Arguably even more exciting is Alphabet's cloud infrastructure segment. Google Cloud has been growing by 45% to 50% on a year-over-year basis, and is currently the No. 3 in global cloud infrastructure spending. The important thing to note here is that cloud service margins tend to be substantially higher than advertising margins. As Google Cloud grows into a larger percentage of Alphabet's sales over time, we could see Alphabet's operating cash flow soar.
Alphabet offers shareholders a sustainable annual growth rate of 15% to 20%, yet can be purchased for just 20 times forward-year earnings. It's an incredible deal for a company with so many clear competitive advantages.
A third and final growth stock that can make you richer in April and well beyond is social media platform Pinterest (PINS -1.04%). Shares have cratered 72% since hitting an all-time high of almost $90 back in February 2021.
There are two key issues worrying Wall Street. To begin with, Pinterest has reported three consecutive quarters of MAU declines. Investors are rarely receptive to the idea of a social media company losing active users. Second, there's uncertainty as to how Apple's iOS privacy changes might affect ad-driven platforms. But dig beneath these superficial concerns and you'll find a rapidly growing company that's ripe for the picking by opportunistic investors.
While we'd ideally like to see Pinterest's MAUs increasing, it's important to recognize that user growth soared during the early stages of the pandemic. With people stuck in their homes, it's not shocking that Pinterest MAUs soared. It's equally unsurprising that higher COVID-19 vaccination rates have led to a short-term drop in active users. The key here is that user growth has been trending higher if we widen the lens a bit and look at a five-year span.
Investors should also note that, while MAUs declined by 6% in 2021, average revenue per user (ARPU) soared. Global ARPU jumped 36% last year, while international ARPU skyrocketed 80%. What these figures demonstrate is that advertisers are willing to pay quite the premium to reach Pinterest's user base, which stood at a still-impressive 431 million at the end of the year.
Optimists can probably dismiss worries about Apple's iOS privacy changes, too. If this were a traditional social media platform that leans on likes and other data-tracking measures to help merchants reach their users, it would be a tangible concern. However, the entire premise of Pinterest's operating model is to have its users post about the things, places, and services that interest them. Users might as well be rolling out the red carpet for advertisers.

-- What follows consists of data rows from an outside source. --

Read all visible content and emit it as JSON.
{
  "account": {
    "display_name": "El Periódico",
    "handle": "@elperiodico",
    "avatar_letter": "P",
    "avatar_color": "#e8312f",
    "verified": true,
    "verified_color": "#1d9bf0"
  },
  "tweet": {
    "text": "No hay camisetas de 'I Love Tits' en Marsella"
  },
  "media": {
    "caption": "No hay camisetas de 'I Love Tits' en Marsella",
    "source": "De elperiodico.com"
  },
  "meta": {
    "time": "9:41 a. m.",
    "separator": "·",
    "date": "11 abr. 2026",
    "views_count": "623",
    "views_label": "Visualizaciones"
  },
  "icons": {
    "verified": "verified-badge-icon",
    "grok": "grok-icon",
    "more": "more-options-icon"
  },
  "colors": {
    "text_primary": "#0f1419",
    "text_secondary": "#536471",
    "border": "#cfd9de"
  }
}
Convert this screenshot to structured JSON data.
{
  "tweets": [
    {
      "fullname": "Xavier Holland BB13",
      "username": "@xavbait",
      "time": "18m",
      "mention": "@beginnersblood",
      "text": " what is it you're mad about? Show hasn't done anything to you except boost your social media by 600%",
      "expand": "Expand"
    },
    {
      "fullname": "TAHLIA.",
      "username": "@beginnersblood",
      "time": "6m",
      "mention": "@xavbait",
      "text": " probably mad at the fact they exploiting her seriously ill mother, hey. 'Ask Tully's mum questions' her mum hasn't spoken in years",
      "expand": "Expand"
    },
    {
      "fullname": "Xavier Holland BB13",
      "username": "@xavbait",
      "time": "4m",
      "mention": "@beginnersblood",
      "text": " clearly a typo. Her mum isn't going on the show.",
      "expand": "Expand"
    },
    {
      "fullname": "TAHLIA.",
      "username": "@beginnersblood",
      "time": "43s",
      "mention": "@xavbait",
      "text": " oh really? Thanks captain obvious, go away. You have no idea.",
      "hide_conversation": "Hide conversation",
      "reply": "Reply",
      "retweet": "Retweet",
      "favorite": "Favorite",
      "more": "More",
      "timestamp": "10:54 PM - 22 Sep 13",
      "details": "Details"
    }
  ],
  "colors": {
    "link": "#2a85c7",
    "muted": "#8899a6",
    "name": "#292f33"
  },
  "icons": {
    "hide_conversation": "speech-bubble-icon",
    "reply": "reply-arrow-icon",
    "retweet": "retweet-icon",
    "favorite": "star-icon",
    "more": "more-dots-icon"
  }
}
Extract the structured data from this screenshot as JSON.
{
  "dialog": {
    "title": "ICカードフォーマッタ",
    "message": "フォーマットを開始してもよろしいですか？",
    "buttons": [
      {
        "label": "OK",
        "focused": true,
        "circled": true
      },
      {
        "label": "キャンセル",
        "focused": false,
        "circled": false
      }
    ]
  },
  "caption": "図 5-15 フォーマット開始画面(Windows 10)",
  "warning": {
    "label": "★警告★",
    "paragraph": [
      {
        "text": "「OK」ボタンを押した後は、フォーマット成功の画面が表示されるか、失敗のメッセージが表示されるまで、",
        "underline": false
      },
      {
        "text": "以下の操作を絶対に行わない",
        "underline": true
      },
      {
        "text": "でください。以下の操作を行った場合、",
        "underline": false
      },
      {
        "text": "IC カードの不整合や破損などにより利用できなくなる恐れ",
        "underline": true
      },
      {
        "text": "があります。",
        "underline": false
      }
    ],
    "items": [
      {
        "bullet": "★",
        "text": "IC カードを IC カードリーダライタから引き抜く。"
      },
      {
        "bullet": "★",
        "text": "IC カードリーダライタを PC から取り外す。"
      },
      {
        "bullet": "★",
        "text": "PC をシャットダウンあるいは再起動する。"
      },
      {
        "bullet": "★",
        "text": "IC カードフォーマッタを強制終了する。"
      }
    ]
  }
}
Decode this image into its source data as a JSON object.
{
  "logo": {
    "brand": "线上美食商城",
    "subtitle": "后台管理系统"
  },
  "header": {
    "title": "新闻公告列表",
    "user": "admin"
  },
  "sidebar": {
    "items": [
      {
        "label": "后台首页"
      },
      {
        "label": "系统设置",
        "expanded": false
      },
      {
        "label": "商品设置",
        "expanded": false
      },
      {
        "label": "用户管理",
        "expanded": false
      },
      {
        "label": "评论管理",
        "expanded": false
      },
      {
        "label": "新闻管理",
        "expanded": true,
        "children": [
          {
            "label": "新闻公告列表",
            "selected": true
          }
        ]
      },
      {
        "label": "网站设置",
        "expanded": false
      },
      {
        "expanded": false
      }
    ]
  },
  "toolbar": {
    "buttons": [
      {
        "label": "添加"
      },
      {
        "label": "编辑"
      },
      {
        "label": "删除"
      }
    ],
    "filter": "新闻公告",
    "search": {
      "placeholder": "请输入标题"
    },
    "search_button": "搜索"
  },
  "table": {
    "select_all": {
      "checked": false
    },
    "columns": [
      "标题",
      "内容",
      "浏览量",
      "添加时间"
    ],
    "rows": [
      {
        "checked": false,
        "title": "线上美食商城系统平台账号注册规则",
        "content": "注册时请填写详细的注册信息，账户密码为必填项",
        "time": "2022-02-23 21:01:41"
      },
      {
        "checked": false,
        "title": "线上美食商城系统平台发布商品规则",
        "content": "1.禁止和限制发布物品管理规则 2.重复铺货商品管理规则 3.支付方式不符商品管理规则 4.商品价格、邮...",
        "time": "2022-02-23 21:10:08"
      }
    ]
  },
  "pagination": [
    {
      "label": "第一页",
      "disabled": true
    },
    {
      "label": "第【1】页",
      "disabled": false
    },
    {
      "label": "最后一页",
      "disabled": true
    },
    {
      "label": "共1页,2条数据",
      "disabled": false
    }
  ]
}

With little standing in the way of the company's long-term growth strategy, Pinterest should be able to sustain annual sales growth of 20% to 25%. Considering shares can be purchased right now for less than 19 times Wall Street's forecast earnings for 2023, Pinterest could be the single greatest bargain of 2022.